>>>
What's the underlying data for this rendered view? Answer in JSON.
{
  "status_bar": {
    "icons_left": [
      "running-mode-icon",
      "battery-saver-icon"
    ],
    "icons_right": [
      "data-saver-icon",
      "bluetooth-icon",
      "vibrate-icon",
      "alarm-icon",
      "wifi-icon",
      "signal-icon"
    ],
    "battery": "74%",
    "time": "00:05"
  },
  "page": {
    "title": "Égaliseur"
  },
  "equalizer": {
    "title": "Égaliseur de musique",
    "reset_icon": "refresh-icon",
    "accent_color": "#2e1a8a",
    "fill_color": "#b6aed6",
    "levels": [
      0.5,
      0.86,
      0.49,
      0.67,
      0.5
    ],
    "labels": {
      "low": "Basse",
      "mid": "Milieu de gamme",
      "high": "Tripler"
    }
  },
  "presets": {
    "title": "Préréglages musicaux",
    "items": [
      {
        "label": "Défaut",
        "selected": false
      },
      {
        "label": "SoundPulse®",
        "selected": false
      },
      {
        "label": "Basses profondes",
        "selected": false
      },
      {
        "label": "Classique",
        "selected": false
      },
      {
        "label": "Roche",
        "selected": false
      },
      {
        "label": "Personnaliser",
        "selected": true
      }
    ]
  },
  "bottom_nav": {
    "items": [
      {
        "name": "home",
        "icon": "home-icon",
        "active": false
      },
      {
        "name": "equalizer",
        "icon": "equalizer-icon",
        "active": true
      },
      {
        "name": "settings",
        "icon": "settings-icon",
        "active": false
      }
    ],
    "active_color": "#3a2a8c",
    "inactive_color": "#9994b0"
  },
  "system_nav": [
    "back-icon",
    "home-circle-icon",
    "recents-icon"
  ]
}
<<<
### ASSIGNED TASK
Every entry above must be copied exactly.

### RESULT FOR THIS TASK
What's the underlying data for this rendered view? Answer in JSON.
{
  "status_bar": {
    "icons_left": [
      "running-mode-icon",
      "battery-saver-icon"
    ],
    "icons_right": [
      "data-saver-icon",
      "bluetooth-icon",
      "vibrate-icon",
      "alarm-icon",
      "wifi-icon",
      "signal-icon"
    ],
    "battery": "74%",
    "time": "00:05"
  },
  "page": {
    "title": "Égaliseur"
  },
  "equalizer": {
    "title": "Égaliseur de musique",
    "reset_icon": "refresh-icon",
    "accent_color": "#2e1a8a",
    "fill_color": "#b6aed6",
    "levels": [
      0.5,
      0.86,
      0.49,
      0.67,
      0.5
    ],
    "labels": {
      "low": "Basse",
      "mid": "Milieu de gamme",
      "high": "Tripler"
    }
  },
  "presets": {
    "title": "Préréglages musicaux",
    "items": [
      {
        "label": "Défaut",
        "selected": false
      },
      {
        "label": "SoundPulse®",
        "selected": false
      },
      {
        "label": "Basses profondes",
        "selected": false
      },
      {
        "label": "Classique",
        "selected": false
      },
      {
        "label": "Roche",
        "selected": false
      },
      {
        "label": "Personnaliser",
        "selected": true
      }
    ]
  },
  "bottom_nav": {
    "items": [
      {
        "name": "home",
        "icon": "home-icon",
        "active": false
      },
      {
        "name": "equalizer",
        "icon": "equalizer-icon",
        "active": true
      },
      {
        "name": "settings",
        "icon": "settings-icon",
        "active": false
      }
    ],
    "active_color": "#3a2a8c",
    "inactive_color": "#9994b0"
  },
  "system_nav": [
    "back-icon",
    "home-circle-icon",
    "recents-icon"
  ]
}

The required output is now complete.